Group 5, 6, 7 and 0 are molecular (atomic for Argon) and have low melting/boiling points. These depend on the van der Waals forces between the molecules. This depends on the number of electrons in the molecule and how closely the molecules can pack together.
Melting points of non metals: S8 > P4 > Cl2
Silicon has a giant covalent structure and has a much higher melting point.
More Trends in the Properties of the Elements of P
Atomic Radii - We cannot measure the radius of an isolated atom because there is no clear point at which the electron density will be 0. Instead, we use half the distance between centres of a pair of atoms.
Atomic radius can differ due to the type of bond. The covalent radius is the most commonly used measure of the size of the atom.
Metals can also form covalent molecules in gas phase. Noble gases do not bond covalently with each other so they are left out in these comparisons.
Atomic radii decreases across each period and there is a jump when we start the next period.
Atoms get larger as we go down a group.
As we move from sodium to chlorine, we are adding protons to the nucleus and electrons to the outer main level (third shell). The charge on the nucleus increases from +11 to +17. The increased charge pulls electrons closer to the nucleus. No additional shells to provide more shielding, therefore atom decreases in size as we go across a period.
More Trends in the Properties of the Elements in P
Radii of atoms increase down a group because as we go down a group, the atoms of each element have one extra complete main level of electrons compared with the one before. Outer main level is further from the nucleus and the atomic radii increases.
First ionisation energies have periodic patterns. They generally increase across a period. Alkali metals have the lowest value whereas noble gases have the highest values. This is because the number of protons in the nucleus increases but the electrons enter the same main level. Increased charge means it gets increasingly difficult to remove an electron.
First ionisation energies decreases going down a group. This is because the number of filled inner levels increase which results in an increase in shielding. Also the electron to be removed is at an increasing distance from the nucleus and is held less strongly. Outer electrons get easier to remove as we go down a group as they are further away from the nucleus.
There is a sharp drop in I.E from one period to the next as we start a new main level so there is an increase in radius, outer electron is further away from nucleus
A Closer Look At Ionisation Energies
There is a drop in first ionisation energy between Group 2 and Group 3 due to the sub-level from which the first electron is removed.
Magnesium: 1s2, 2s2, 2p6, 3s2 loses a 3s electron.
Aluminium: 1s2, 2s2, 2p6, 3s, 3p1 loses a 3p electron.
3p is a higher sub-level than 3s so it takes less energy to remove it.
There is a drop in first ionisation energy between Group 5 and Group 6 due to repulsion between electron in an orbital.

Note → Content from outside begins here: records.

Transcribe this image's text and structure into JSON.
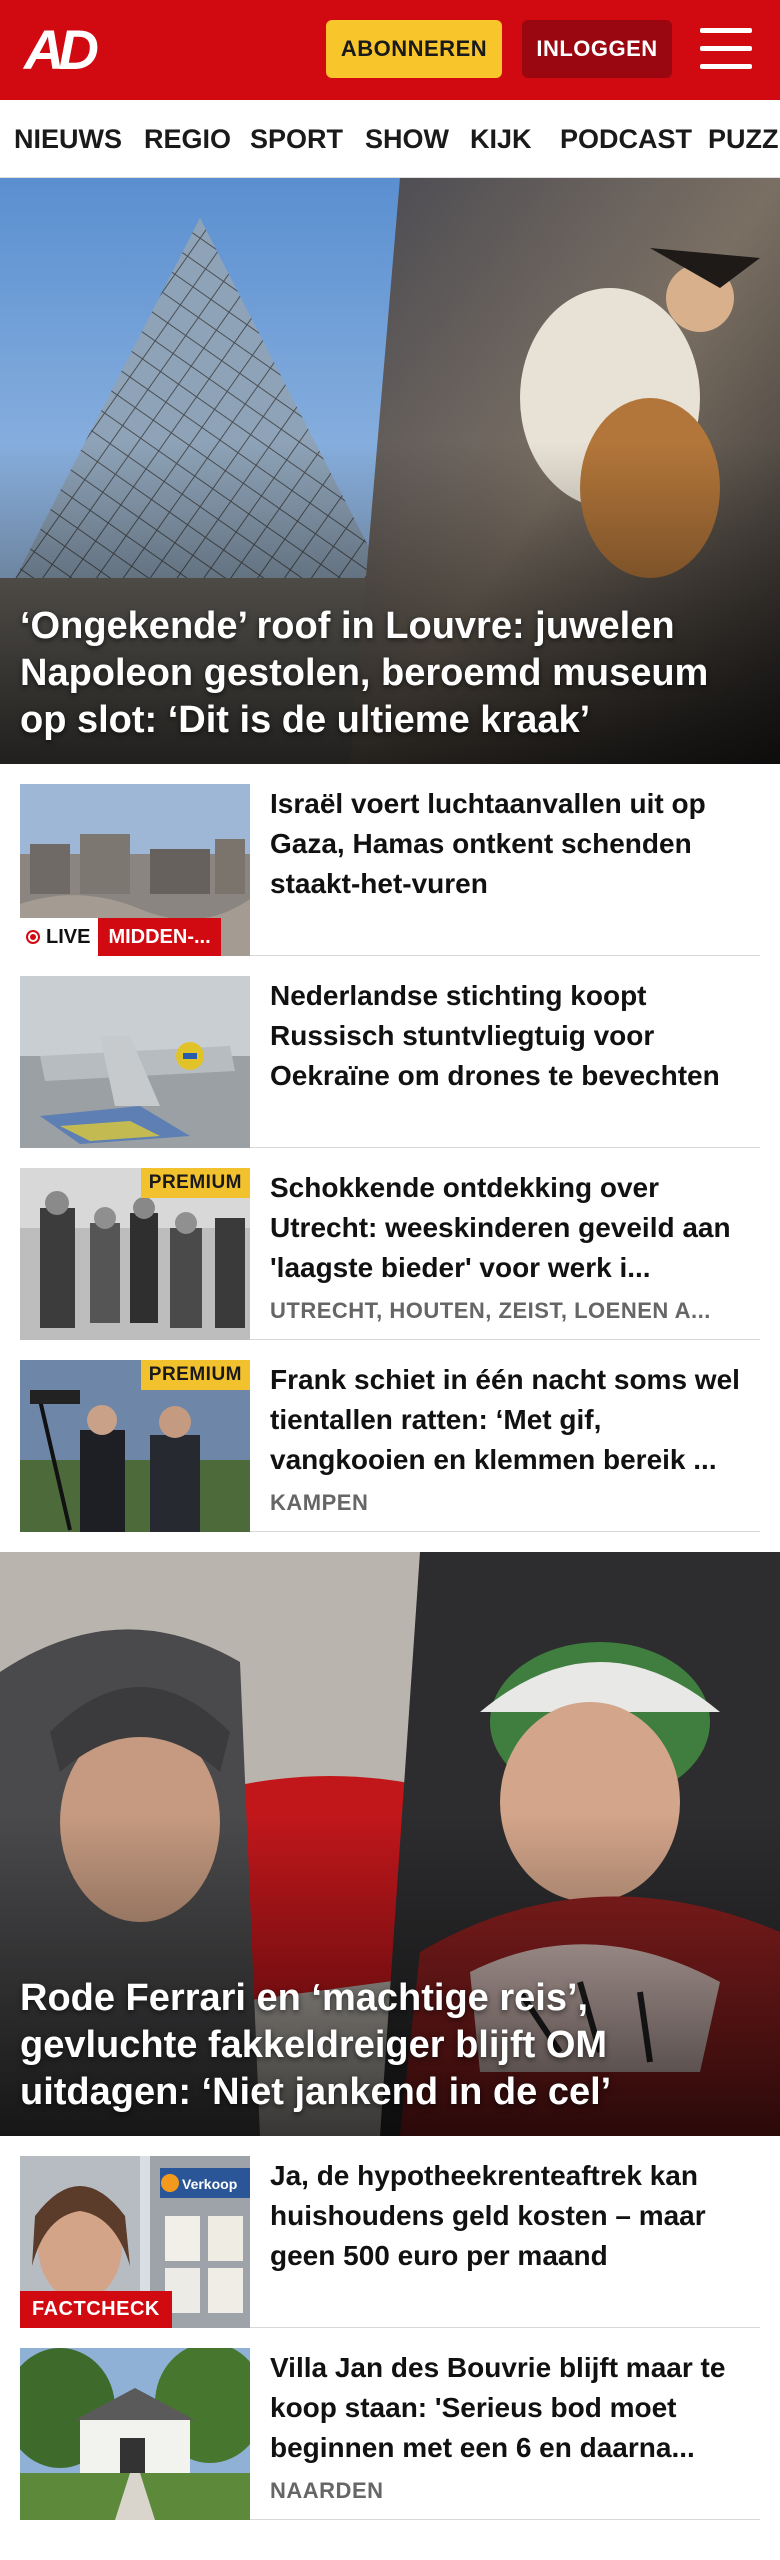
{
  "header": {
    "logo": "AD",
    "subscribe_label": "ABONNEREN",
    "login_label": "INLOGGEN"
  },
  "nav": {
    "items": [
      "NIEUWS",
      "REGIO",
      "SPORT",
      "SHOW",
      "KIJK",
      "PODCAST",
      "PUZZ"
    ]
  },
  "hero1": {
    "title": "‘Ongekende’ roof in Louvre: juwelen Napoleon gestolen, beroemd museum op slot: ‘Dit is de ultieme kraak’"
  },
  "articles": [
    {
      "title": "Israël voert luchtaanvallen uit op Gaza, Hamas ontkent schenden staakt-het-vuren",
      "live_label": "LIVE",
      "live_region": "MIDDEN-..."
    },
    {
      "title": "Nederlandse stichting koopt Russisch stuntvliegtuig voor Oekraïne om drones te bevechten"
    },
    {
      "title": "Schokkende ontdekking over Utrecht: weeskinderen geveild aan 'laagste bieder' voor werk i...",
      "badge": "PREMIUM",
      "location": "UTRECHT, HOUTEN, ZEIST, LOENEN A..."
    },
    {
      "title": "Frank schiet in één nacht soms wel tientallen ratten: ‘Met gif, vangkooien en klemmen bereik ...",
      "badge": "PREMIUM",
      "location": "KAMPEN"
    }
  ],
  "hero2": {
    "title": "Rode Ferrari en ‘machtige reis’, gevluchte fakkeldreiger blijft OM uitdagen: ‘Niet jankend in de cel’"
  },
  "articles2": [
    {
      "title": "Ja, de hypotheekrenteaftrek kan huishoudens geld kosten – maar geen 500 euro per maand",
      "badge": "FACTCHECK",
      "thumb_sign": "Verkoop"
    },
    {
      "title": "Villa Jan des Bouvrie blijft maar te koop staan: 'Serieus bod moet beginnen met een 6 en daarna...",
      "location": "NAARDEN"
    }
  ],
  "colors": {
    "brand_red": "#d10a11",
    "subscribe_yellow": "#f8c52b",
    "login_dark_red": "#9a0710",
    "premium_yellow": "#f2c12e"
  }
}
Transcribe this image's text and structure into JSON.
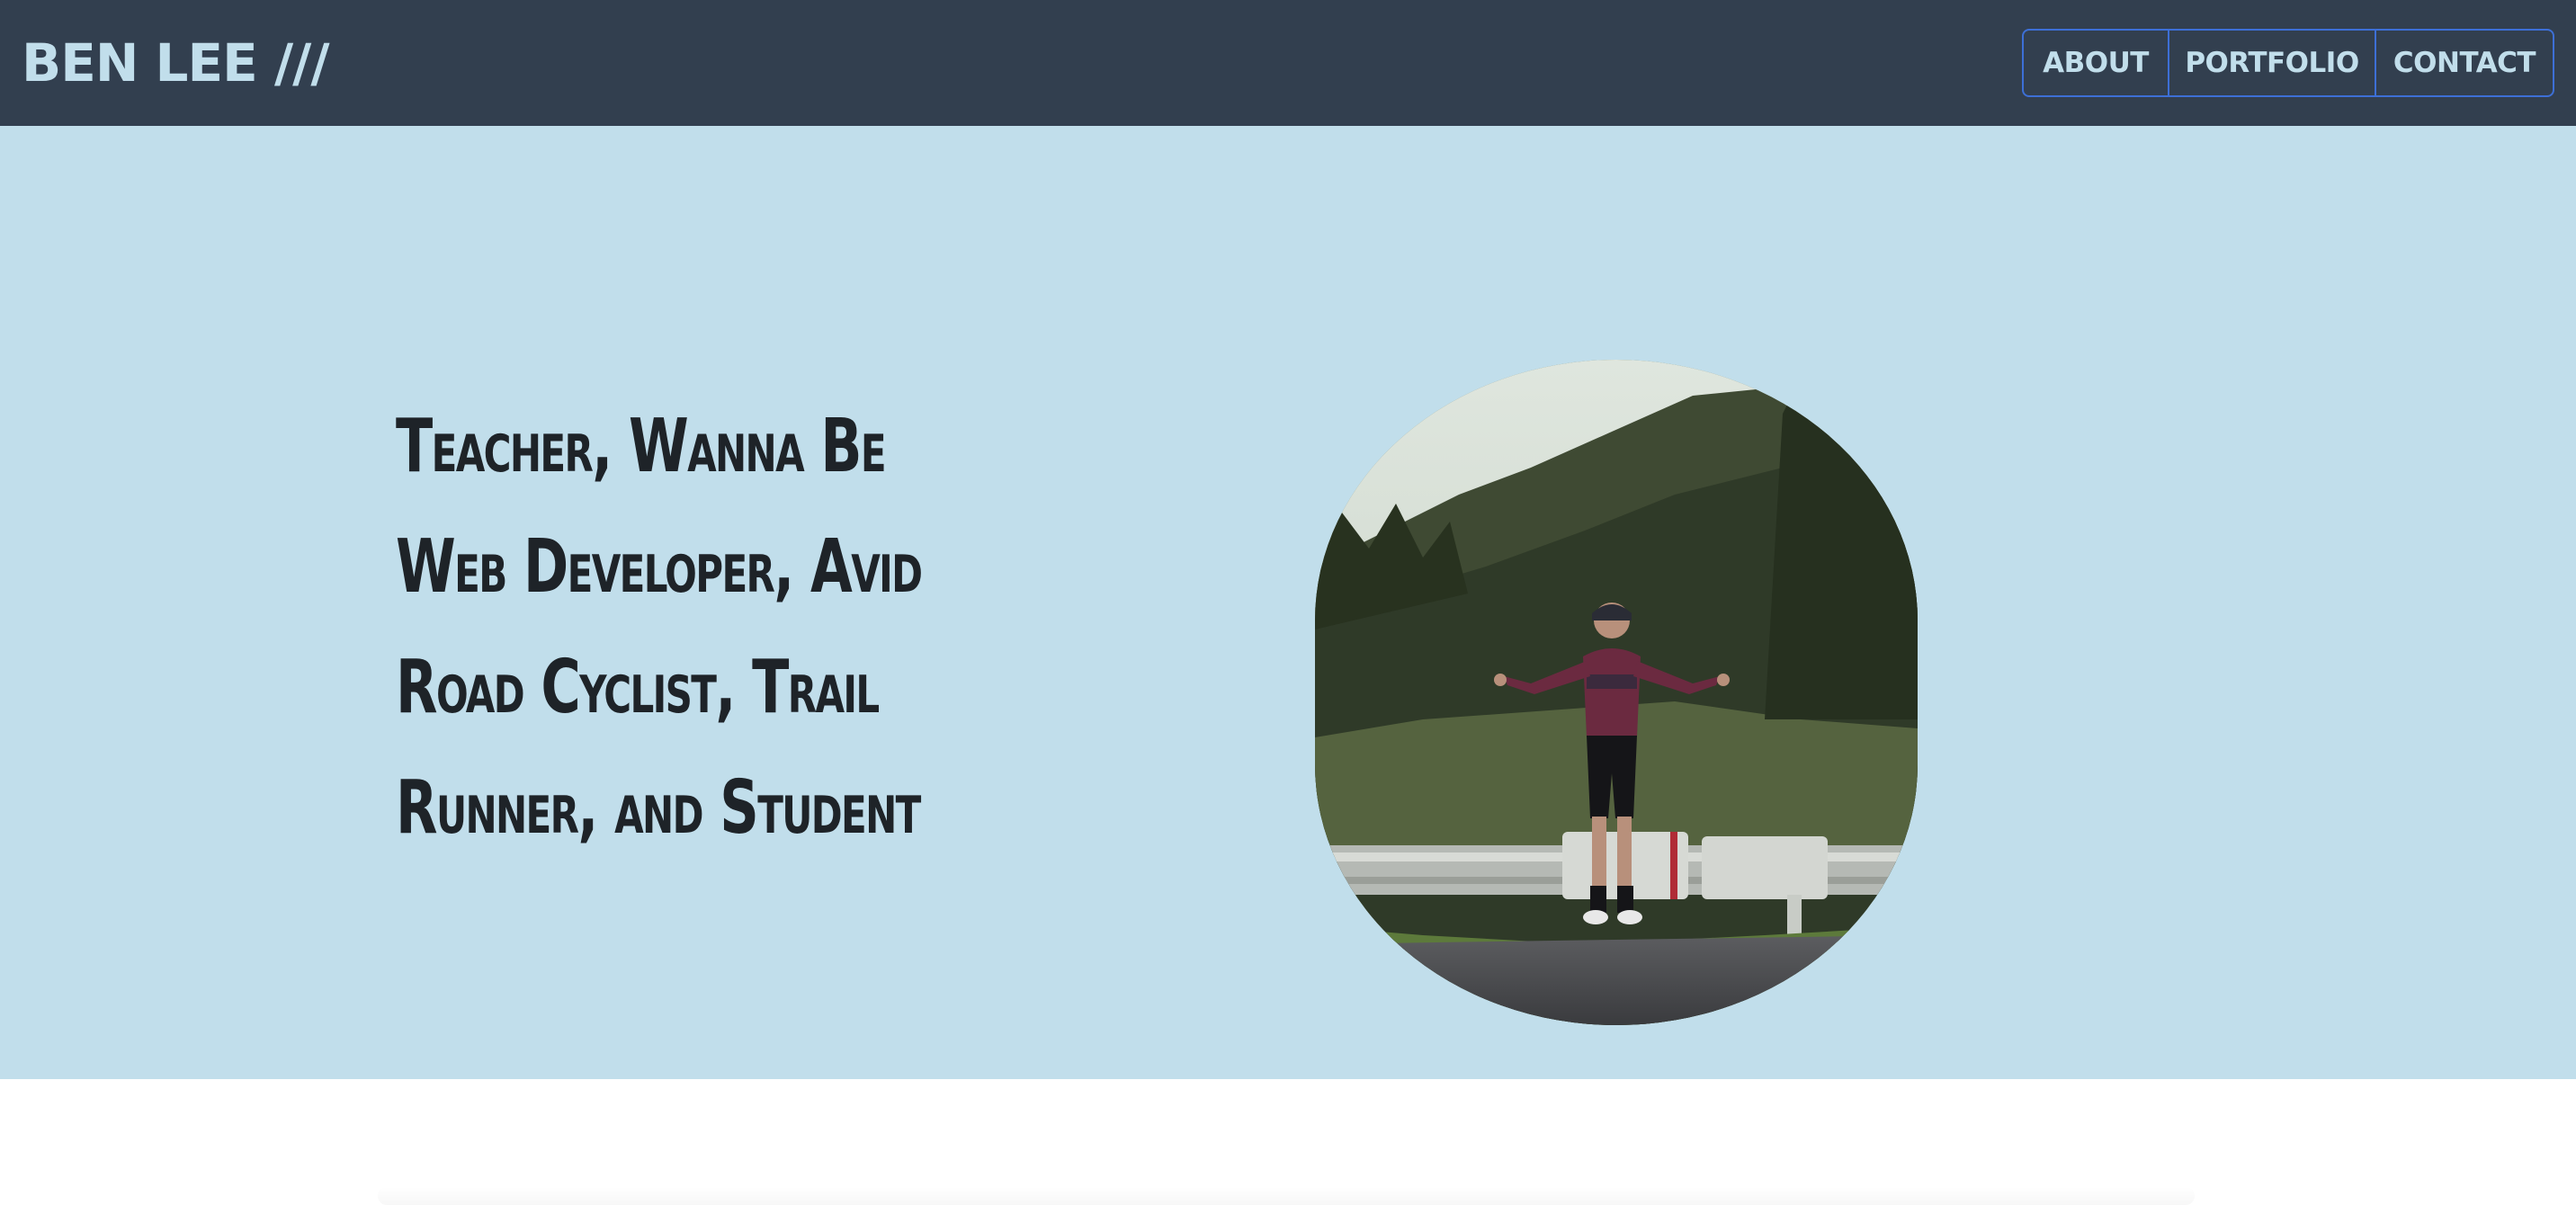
{
  "header": {
    "brand": "BEN LEE ///",
    "nav": [
      {
        "label": "ABOUT"
      },
      {
        "label": "PORTFOLIO"
      },
      {
        "label": "CONTACT"
      }
    ]
  },
  "hero": {
    "tagline": "Teacher, Wanna Be Web Developer, Avid Road Cyclist, Trail Runner, and Student"
  },
  "colors": {
    "navbar_bg": "#323f4f",
    "brand_text": "#c1deeb",
    "nav_border": "#3d6fd6",
    "hero_bg": "#c1deeb",
    "tagline_text": "#1e2328"
  }
}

Phosphorus - 1s2, 2s2, 2p6, 3s2, 3p3 - no paired electrons as each p electron is in a different orbital.
Sulfur - 1s2, 2s2, 2p6, 3s2, 3p4 - it has two of its p electrons paired so one of these will be easier to remove than an unpaired one as they repel each other.
A Closer Look at Ionisation Energies
If we remove the electrons from an atom one at a time, each one is harder to remove than the one before.
For sodium, there is a sharp increase in ionisation energy between the first and second electrons followed by a gradual increase over the next 8 electrons and then another jump before the final two electrons.
Sodium is in Group 1 and has one electron in its outer shell, eight in the next main level and two (very hard to remove) in the inner most shell.
The number of electrons that are relatively easy to remove tells us the group number in the periodic table.
906, 1763, 14855, 21013 kJ mol^-1 are the first five ionisation energies of an element. The element belongs in group 2 since the sharp jump is after the second ionisation energy (after two electrons were removed).